A lawyer for two Sandy Hook parents suing conspiracy theorist Alex Jones turned over more than two years of his text messages to the House select committee investigating the Jan. 6, 2021, attack at the U.S. Capitol, according to multiple reports.
The messages were turned over by Houston attorney Mark Bankston, who represents the parents of a child killed during the 2012 school shooting at Sandy Hook Elementary School. A jury last week awarded those plaintiffs more than $49 million in compensatory and punitive damages for spreading repeated lies that the shooting didn’t happen.
The messages were first revealed during the trial after Bankston told Jones one of his lawyers had “messed up” and accidentally sent him two years of his texts. The messages were sent to nearly 250 different people, many at Jones’ Infowars. But they were also exchanged with Roger Stone and other Trump allies, CNN reported.
The New York Times reports, however, that the text messages don’t appear to include any missives sent during the day of the Jan. 6 attack or in the weeks leading up to it. The most recent message is from mid-2020, before Jones became enmeshed in plans to gather Trump supporters outside the Capitol for a rally that preceded the insurrection.
Bankston said last week several federal agencies and law enforcement groups had reached out to him about the text messages after he confronted Jones with them in court.
Rep. Zoe Lofgren (D-Calif.), who sits on the House select committee, told CNN on Sunday lawmakers were deeply interested to see the messages and determine how Jones was involved with the events leading up to Jan. 6.

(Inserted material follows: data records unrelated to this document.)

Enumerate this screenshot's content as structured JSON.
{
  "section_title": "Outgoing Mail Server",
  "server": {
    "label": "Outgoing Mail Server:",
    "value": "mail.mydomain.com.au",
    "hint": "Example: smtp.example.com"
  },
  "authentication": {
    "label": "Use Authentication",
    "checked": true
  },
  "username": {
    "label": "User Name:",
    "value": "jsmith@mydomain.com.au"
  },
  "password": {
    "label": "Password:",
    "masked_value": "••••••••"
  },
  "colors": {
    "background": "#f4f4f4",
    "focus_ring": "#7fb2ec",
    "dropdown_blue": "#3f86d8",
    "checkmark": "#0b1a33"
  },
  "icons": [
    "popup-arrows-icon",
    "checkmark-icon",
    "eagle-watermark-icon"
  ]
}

“Well, we know that his behavior did incentivize some of the January 6 conduct and we want to know more about that,” Lofgren said. “We don’t know what we’ll find in the texts because we haven’t seen them. But we’ll look at it and learn more, I’m sure.”
The revelation is notable in that lawmakers have for months sought to obtain Jones’ testimony and his communications related to the Capitol attack. The panel subpoenaed Jones in November, including his phone records, but he sued in an attempt to block the demand.
Jones ultimately appeared before the committee in January as part of a virtual interview. He later said he invoked his Fifth Amendment right against self-incrimination almost 100 times.
“I just had a very intense experience being interrogated by the Jan. 6 committee lawyers,” he said at the time. “They were polite, but they were dogged.”